Verses 1 and 2 are a brief introduction. The mountain is not identified; from 1.23 we gather it is in Galilee. A gently-sloping hillside on the north shore of the sea, not far from Capernaum is pointed out as the site of the sermon; a chapel was built there in 1939. See http://www.bibleplaces.com/mtbeatitudes.htm
3. Blessed (Gk makarios) has been rendered by ‘happy’ in some modern versions; and there are some senses of the word ‘happy’ that are appropriate here. However, at the root of the word ‘happy’ is the idea of chance or luck (‘hap’), which invites the objection that ‘happiness’ is an emotion often dependant on outward circumstances but ‘blessed’ refers to the well-being and joy which belongs to those who share in the kingdom. Furthermore, ‘blessed’ involves the idea of approval by God. Thus the poor and all the others are ‘blessed’ not because they are better than others but because of God’s speracial care for them. The poor in spirit: Luke simpy has the ‘poor’. At the time of Jesus the poor of the land were those who preferred divine service to any financial gain. By adding ‘in spirit’ the moral dimension of voluntary detachment from wealth comes into the picture. In truth everyone is poor, for no one has anything that is not from God, not even self; the blessed are the ones who know this.
4. Those who mourn; we think of mourners at a funeral, but the word is wider; it originally mean to be anxious, but came to mean to sorrow, grieve, lament. Here the major sense is sorrow for sin and for the trials and difficulties of this life.
5. The meek.

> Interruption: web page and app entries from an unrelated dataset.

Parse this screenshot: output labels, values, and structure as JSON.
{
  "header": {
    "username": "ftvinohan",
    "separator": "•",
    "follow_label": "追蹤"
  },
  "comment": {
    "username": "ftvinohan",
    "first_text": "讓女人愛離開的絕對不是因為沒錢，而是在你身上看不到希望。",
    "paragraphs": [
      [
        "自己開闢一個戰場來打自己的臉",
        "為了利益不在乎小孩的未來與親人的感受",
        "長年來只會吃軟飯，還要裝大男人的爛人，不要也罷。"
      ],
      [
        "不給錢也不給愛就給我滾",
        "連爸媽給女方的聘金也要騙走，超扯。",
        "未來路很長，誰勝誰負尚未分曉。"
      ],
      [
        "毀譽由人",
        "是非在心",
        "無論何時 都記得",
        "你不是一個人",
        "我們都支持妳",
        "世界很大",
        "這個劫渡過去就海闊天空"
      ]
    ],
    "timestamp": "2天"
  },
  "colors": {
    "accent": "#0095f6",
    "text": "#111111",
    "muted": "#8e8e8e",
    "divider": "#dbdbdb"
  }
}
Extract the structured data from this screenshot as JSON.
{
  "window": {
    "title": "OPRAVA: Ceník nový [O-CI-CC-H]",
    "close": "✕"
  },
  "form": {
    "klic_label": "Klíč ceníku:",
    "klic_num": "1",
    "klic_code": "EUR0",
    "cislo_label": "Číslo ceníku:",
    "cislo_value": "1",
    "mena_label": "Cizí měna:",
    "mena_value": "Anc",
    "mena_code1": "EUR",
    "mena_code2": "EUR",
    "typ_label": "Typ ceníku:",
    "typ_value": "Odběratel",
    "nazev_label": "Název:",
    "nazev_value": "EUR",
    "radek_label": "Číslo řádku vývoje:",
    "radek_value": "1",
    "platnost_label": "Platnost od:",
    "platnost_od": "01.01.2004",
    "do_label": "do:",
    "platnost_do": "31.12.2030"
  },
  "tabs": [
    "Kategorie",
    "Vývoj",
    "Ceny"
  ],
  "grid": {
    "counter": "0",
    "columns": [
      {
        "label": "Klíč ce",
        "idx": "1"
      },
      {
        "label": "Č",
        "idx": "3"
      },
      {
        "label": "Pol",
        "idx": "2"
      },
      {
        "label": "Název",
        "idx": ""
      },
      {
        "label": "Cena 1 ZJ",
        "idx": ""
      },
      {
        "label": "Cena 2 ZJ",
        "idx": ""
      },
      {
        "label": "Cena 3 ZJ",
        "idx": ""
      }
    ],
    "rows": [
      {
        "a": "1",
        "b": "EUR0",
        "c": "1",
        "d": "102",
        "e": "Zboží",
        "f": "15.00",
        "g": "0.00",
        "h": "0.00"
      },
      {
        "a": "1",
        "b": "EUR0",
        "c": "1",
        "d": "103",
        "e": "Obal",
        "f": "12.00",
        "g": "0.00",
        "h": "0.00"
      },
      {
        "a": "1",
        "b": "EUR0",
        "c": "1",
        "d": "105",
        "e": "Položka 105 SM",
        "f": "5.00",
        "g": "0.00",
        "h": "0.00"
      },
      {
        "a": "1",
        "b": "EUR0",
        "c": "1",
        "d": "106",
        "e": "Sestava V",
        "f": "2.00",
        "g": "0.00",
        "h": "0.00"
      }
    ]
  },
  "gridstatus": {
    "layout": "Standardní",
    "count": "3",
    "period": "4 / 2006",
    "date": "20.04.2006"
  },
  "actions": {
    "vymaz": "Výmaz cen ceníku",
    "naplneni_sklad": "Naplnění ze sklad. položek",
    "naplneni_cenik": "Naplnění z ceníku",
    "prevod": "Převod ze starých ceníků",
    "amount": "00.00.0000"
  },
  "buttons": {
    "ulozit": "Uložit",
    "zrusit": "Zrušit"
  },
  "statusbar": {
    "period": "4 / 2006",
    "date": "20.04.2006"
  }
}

See Psalm 37.11; the word means ‘slow to anger’, ‘gentle with others’. The earth; in both Hebrew and Greek the word can also mean ‘the land’.
6. For thirst as spiritual longing, see Psalm 42.2, Isa. Iv. i.
7. The merciful: Slater notes: lit. shall experience mercy not only now, but in the final triumph of the kingdom, Jas. 2. 13 (cf. Heb. 4. 16, ‘receive mercy’). Matthew frequently refers to mercy: 9.13, 12.7, 18. 33, 25.35. The higher righteousness which justifies forgiveness can only be attained by those who submit to be governed by this supreme law of the universe, i. e. love. This is taught in the parable of the ungrateful servant, 18.23 ; and in the Lord s Prayer, 6.12. Mercy characterizes the true High Priest, Heb. 2.17 ; its absence condemned the Pharisees, Matt. 23.23.
10. persecuted for righteousness’ sake, ‘The cause, not the pain, makes the martyr’ (Augustine). See 1 Peter 3.14, 4.14.
11. falsely, or, because they are speakers of falsehood.
12. Rejoice and be glad, for your reward is great in heaven is perhaps the most difficult saying in the whole passage. Christian joy abounds in adversity ; so the apostles sang in prison, Acts 16 25 : cf. Rom. 5.3.